→ INPUT DATA
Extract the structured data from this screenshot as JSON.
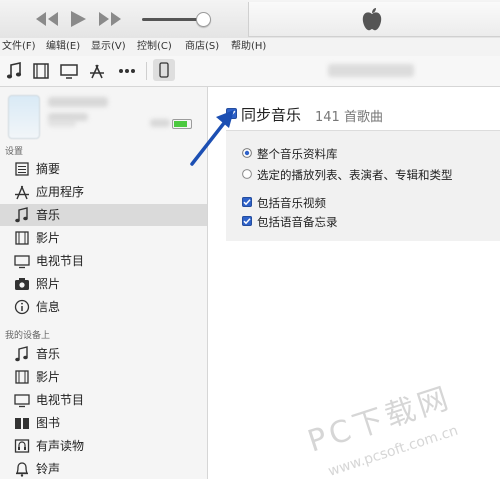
{
  "menu": [
    "文件(F)",
    "编辑(E)",
    "显示(V)",
    "控制(C)",
    "商店(S)",
    "帮助(H)"
  ],
  "sidebar": {
    "settings_title": "设置",
    "settings_items": [
      {
        "label": "摘要",
        "icon": "summary-icon"
      },
      {
        "label": "应用程序",
        "icon": "apps-icon"
      },
      {
        "label": "音乐",
        "icon": "music-note-icon",
        "selected": true
      },
      {
        "label": "影片",
        "icon": "film-icon"
      },
      {
        "label": "电视节目",
        "icon": "tv-icon"
      },
      {
        "label": "照片",
        "icon": "camera-icon"
      },
      {
        "label": "信息",
        "icon": "info-icon"
      }
    ],
    "device_title": "我的设备上",
    "device_items": [
      {
        "label": "音乐",
        "icon": "music-note-icon"
      },
      {
        "label": "影片",
        "icon": "film-icon"
      },
      {
        "label": "电视节目",
        "icon": "tv-icon"
      },
      {
        "label": "图书",
        "icon": "book-icon"
      },
      {
        "label": "有声读物",
        "icon": "audiobook-icon"
      },
      {
        "label": "铃声",
        "icon": "bell-icon"
      }
    ]
  },
  "main": {
    "sync_label": "同步音乐",
    "sync_count": "141 首歌曲",
    "sync_checked": true,
    "options": [
      {
        "type": "radio",
        "label": "整个音乐资料库",
        "checked": true
      },
      {
        "type": "radio",
        "label": "选定的播放列表、表演者、专辑和类型",
        "checked": false
      },
      {
        "type": "checkbox",
        "label": "包括音乐视频",
        "checked": true
      },
      {
        "type": "checkbox",
        "label": "包括语音备忘录",
        "checked": true
      }
    ]
  },
  "watermark": {
    "title": "PC下载网",
    "url": "www.pcsoft.com.cn"
  },
  "colors": {
    "accent": "#2f62c9",
    "arrow": "#1c4fb3",
    "selected_row": "#dadada",
    "battery": "#4cc93f"
  }
}
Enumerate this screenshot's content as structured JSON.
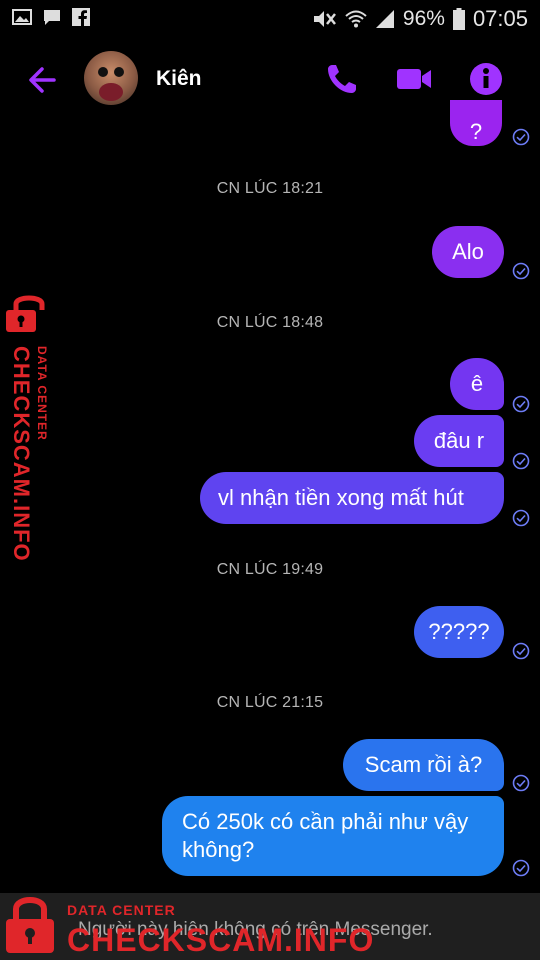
{
  "status_bar": {
    "battery": "96%",
    "time": "07:05",
    "icons": [
      "gallery-icon",
      "chat-icon",
      "facebook-icon",
      "mute-icon",
      "wifi-icon",
      "signal-icon",
      "battery-icon"
    ]
  },
  "header": {
    "contact_name": "Kiên",
    "icons": [
      "back-arrow-icon",
      "phone-icon",
      "video-icon",
      "info-icon"
    ],
    "accent_color": "#a033ff"
  },
  "conversation": {
    "timestamps": [
      "CN LÚC 18:21",
      "CN LÚC 18:48",
      "CN LÚC 19:49",
      "CN LÚC 21:15"
    ],
    "messages": [
      {
        "text": "?",
        "color": "#9b24ef"
      },
      {
        "text": "Alo",
        "color": "#8a2ff0"
      },
      {
        "text": "ê",
        "color": "#7436f1"
      },
      {
        "text": "đâu r",
        "color": "#6a3df2"
      },
      {
        "text": "vl nhận tiền xong mất hút",
        "color": "#5f44f0"
      },
      {
        "text": "?????",
        "color": "#3e5ff0"
      },
      {
        "text": "Scam rồi à?",
        "color": "#2a74ee"
      },
      {
        "text": "Có 250k có cần phải như vậy không?",
        "color": "#1f82ee"
      }
    ]
  },
  "footer": {
    "notice": "Người này hiện không có trên Messenger."
  },
  "watermark": {
    "label": "DATA CENTER",
    "site": "CHECKSCAM.INFO"
  }
}
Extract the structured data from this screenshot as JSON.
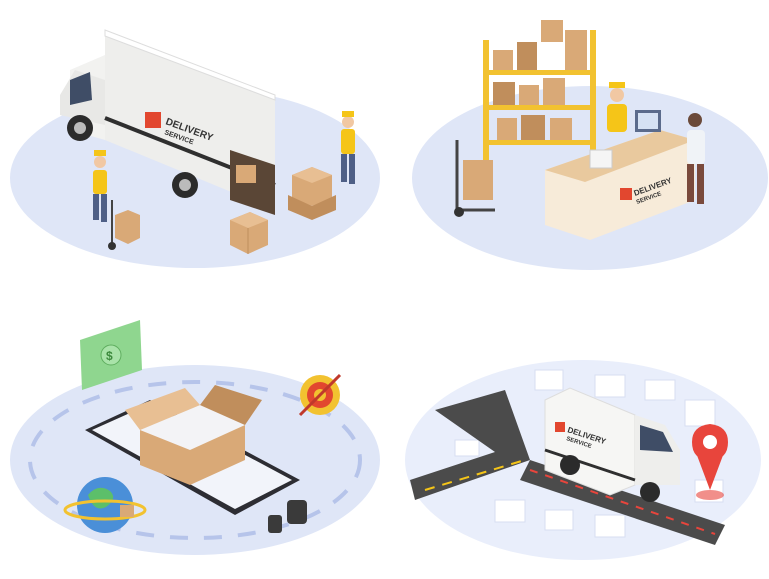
{
  "colors": {
    "background": "#ffffff",
    "platform": "#dfe6f7",
    "platform_shadow": "#c9d3ee",
    "box": "#d9a977",
    "box_dark": "#c08e5c",
    "worker_shirt": "#f5c518",
    "shelf": "#f2c230",
    "logo_red": "#e2472f",
    "van_body": "#f6f6f4",
    "road": "#4b4b4b",
    "road_dash": "#f5c518",
    "pin": "#e8453c",
    "money": "#8fd68f"
  },
  "scenes": {
    "loading": {
      "van_logo": [
        "DELIVERY",
        "SERVICE"
      ]
    },
    "warehouse": {
      "counter_logo": [
        "DELIVERY",
        "SERVICE"
      ]
    },
    "online_order": {
      "icons": [
        "banknote-icon",
        "globe-icon",
        "weights-icon",
        "target-icon"
      ]
    },
    "tracking": {
      "van_logo": [
        "DELIVERY",
        "SERVICE"
      ],
      "icons": [
        "location-pin-icon"
      ]
    }
  }
}
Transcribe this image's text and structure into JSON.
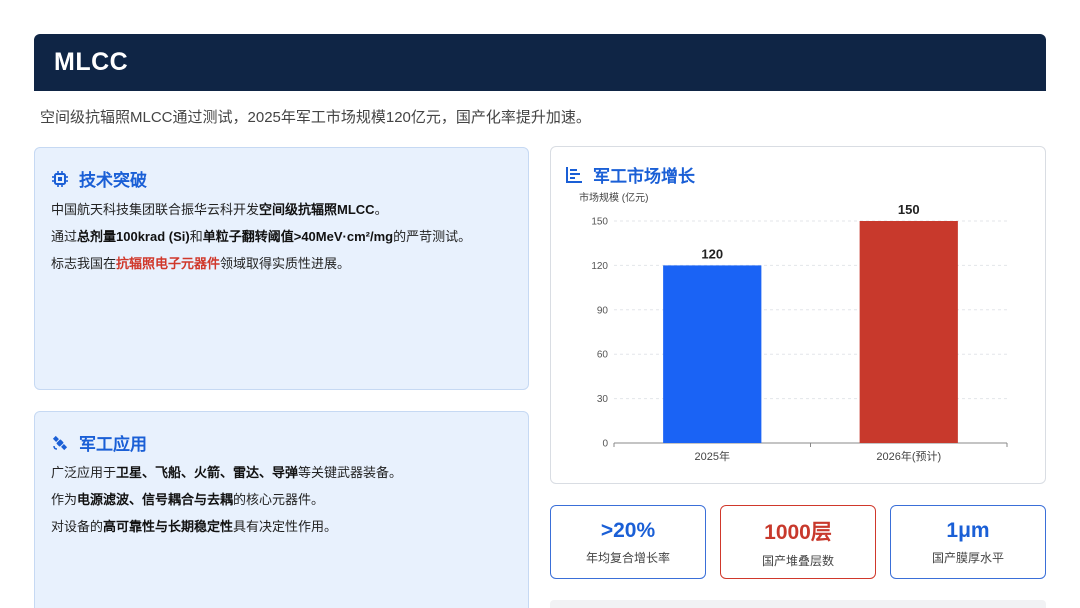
{
  "header": {
    "title": "MLCC"
  },
  "subtitle": "空间级抗辐照MLCC通过测试，2025年军工市场规模120亿元，国产化率提升加速。",
  "tech_card": {
    "title": "技术突破",
    "icon": "chip-icon",
    "line1": {
      "pre": "中国航天科技集团联合振华云科开发",
      "bold": "空间级抗辐照MLCC",
      "post": "。"
    },
    "line2": {
      "pre": "通过",
      "bold1": "总剂量100krad (Si)",
      "mid": "和",
      "bold2": "单粒子翻转阈值>40MeV·cm²/mg",
      "post": "的严苛测试。"
    },
    "line3": {
      "pre": "标志我国在",
      "red": "抗辐照电子元器件",
      "post": "领域取得实质性进展。"
    }
  },
  "mil_card": {
    "title": "军工应用",
    "icon": "satellite-icon",
    "line1": {
      "pre": "广泛应用于",
      "bold": "卫星、飞船、火箭、雷达、导弹",
      "post": "等关键武器装备。"
    },
    "line2": {
      "pre": "作为",
      "bold": "电源滤波、信号耦合与去耦",
      "post": "的核心元器件。"
    },
    "line3": {
      "pre": "对设备的",
      "bold": "高可靠性与长期稳定性",
      "post": "具有决定性作用。"
    }
  },
  "chart_card": {
    "title": "军工市场增长",
    "icon": "bar-chart-icon"
  },
  "chart_data": {
    "type": "bar",
    "ylabel": "市场规模 (亿元)",
    "categories": [
      "2025年",
      "2026年(预计)"
    ],
    "values": [
      120,
      150
    ],
    "bar_colors": [
      "#1a63f5",
      "#c8392c"
    ],
    "ylim": [
      0,
      150
    ],
    "yticks": [
      "0",
      "30",
      "60",
      "90",
      "120",
      "150"
    ],
    "grid": true
  },
  "stats": [
    {
      "value": ">20%",
      "label": "年均复合增长率"
    },
    {
      "value": "1000层",
      "label": "国产堆叠层数"
    },
    {
      "value": "1μm",
      "label": "国产膜厚水平"
    }
  ],
  "colors": {
    "header_bg": "#0f2545",
    "accent_blue": "#1a5fd6",
    "accent_red": "#c8392c",
    "card_bg": "#e8f1fd"
  }
}
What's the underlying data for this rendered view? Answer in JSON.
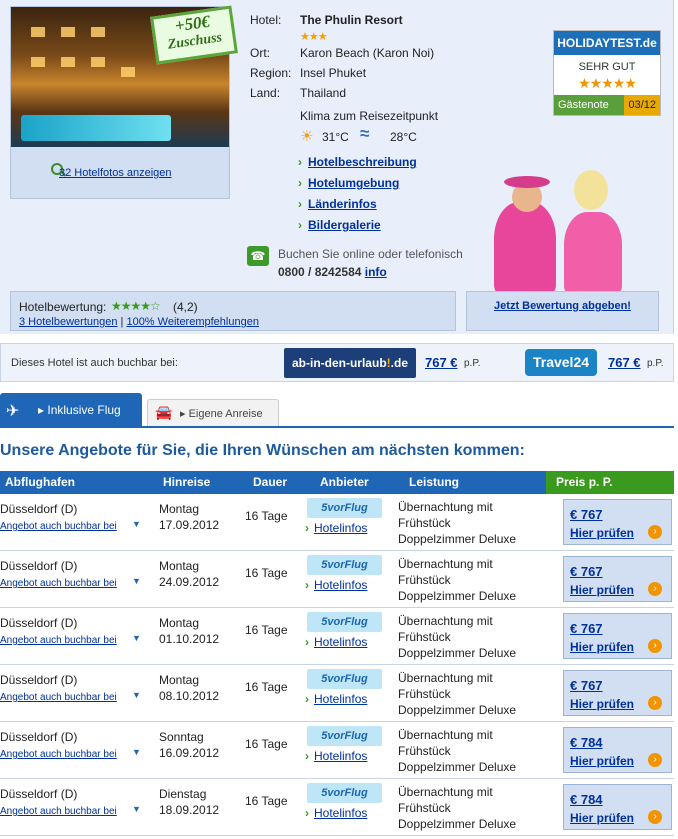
{
  "hotel": {
    "labels": {
      "hotel": "Hotel:",
      "location": "Ort:",
      "region": "Region:",
      "country": "Land:"
    },
    "name": "The Phulin Resort",
    "stars": "★★★",
    "location": "Karon Beach (Karon Noi)",
    "region": "Insel Phuket",
    "country": "Thailand",
    "climate_heading": "Klima zum Reisezeitpunkt",
    "air_temp": "31°C",
    "water_temp": "28°C",
    "photo_badge_line1": "+50€",
    "photo_badge_line2": "Zuschuss",
    "photos_link": "32 Hotelfotos anzeigen",
    "links": [
      "Hotelbeschreibung",
      "Hotelumgebung",
      "Länderinfos",
      "Bildergalerie"
    ],
    "booking_text": "Buchen Sie online oder telefonisch",
    "phone": "0800 / 8242584",
    "phone_info_link": "info"
  },
  "holidaytest": {
    "brand": "HOLIDAYTEST.de",
    "verdict": "SEHR GUT",
    "stars": "★★★★★",
    "grade_label": "Gästenote",
    "date": "03/12"
  },
  "rating": {
    "label": "Hotelbewertung:",
    "stars": "★★★★☆",
    "score": "(4,2)",
    "reviews_link": "3 Hotelbewertungen",
    "separator": "|",
    "recommend_link": "100% Weiterempfehlungen",
    "rate_now": "Jetzt Bewertung abgeben!"
  },
  "also_bookable": {
    "text": "Dieses Hotel ist auch buchbar bei:",
    "provider1_logo": "ab-in-den-urlaub",
    "provider1_logo_ex": "!",
    "provider1_logo_tld": ".de",
    "provider1_price": "767 €",
    "provider2_logo": "Travel24",
    "provider2_price": "767 €",
    "per_person": "p.P."
  },
  "tabs": {
    "flight": "Inklusive Flug",
    "own_travel": "Eigene Anreise"
  },
  "offers": {
    "title": "Unsere Angebote für Sie, die Ihren Wünschen am nächsten kommen:",
    "columns": {
      "departure": "Abflughafen",
      "outbound": "Hinreise",
      "duration": "Dauer",
      "provider": "Anbieter",
      "service": "Leistung",
      "price": "Preis p. P."
    },
    "also_label": "Angebot auch buchbar bei",
    "provider_logo": "5vorFlug",
    "provider_link": "Hotelinfos",
    "check_label": "Hier prüfen",
    "rows": [
      {
        "airport": "Düsseldorf (D)",
        "day": "Montag",
        "date": "17.09.2012",
        "duration": "16 Tage",
        "svc1": "Übernachtung mit",
        "svc2": "Frühstück",
        "svc3": "Doppelzimmer Deluxe",
        "price": "€ 767"
      },
      {
        "airport": "Düsseldorf (D)",
        "day": "Montag",
        "date": "24.09.2012",
        "duration": "16 Tage",
        "svc1": "Übernachtung mit",
        "svc2": "Frühstück",
        "svc3": "Doppelzimmer Deluxe",
        "price": "€ 767"
      },
      {
        "airport": "Düsseldorf (D)",
        "day": "Montag",
        "date": "01.10.2012",
        "duration": "16 Tage",
        "svc1": "Übernachtung mit",
        "svc2": "Frühstück",
        "svc3": "Doppelzimmer Deluxe",
        "price": "€ 767"
      },
      {
        "airport": "Düsseldorf (D)",
        "day": "Montag",
        "date": "08.10.2012",
        "duration": "16 Tage",
        "svc1": "Übernachtung mit",
        "svc2": "Frühstück",
        "svc3": "Doppelzimmer Deluxe",
        "price": "€ 767"
      },
      {
        "airport": "Düsseldorf (D)",
        "day": "Sonntag",
        "date": "16.09.2012",
        "duration": "16 Tage",
        "svc1": "Übernachtung mit",
        "svc2": "Frühstück",
        "svc3": "Doppelzimmer Deluxe",
        "price": "€ 784"
      },
      {
        "airport": "Düsseldorf (D)",
        "day": "Dienstag",
        "date": "18.09.2012",
        "duration": "16 Tage",
        "svc1": "Übernachtung mit",
        "svc2": "Frühstück",
        "svc3": "Doppelzimmer Deluxe",
        "price": "€ 784"
      }
    ]
  }
}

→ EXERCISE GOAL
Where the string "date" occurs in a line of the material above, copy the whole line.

→ RESULT FOR THIS EXERCISE
    "date": "03/12"
        "date": "17.09.2012",
        "date": "24.09.2012",
        "date": "01.10.2012",
        "date": "08.10.2012",
        "date": "16.09.2012",
        "date": "18.09.2012",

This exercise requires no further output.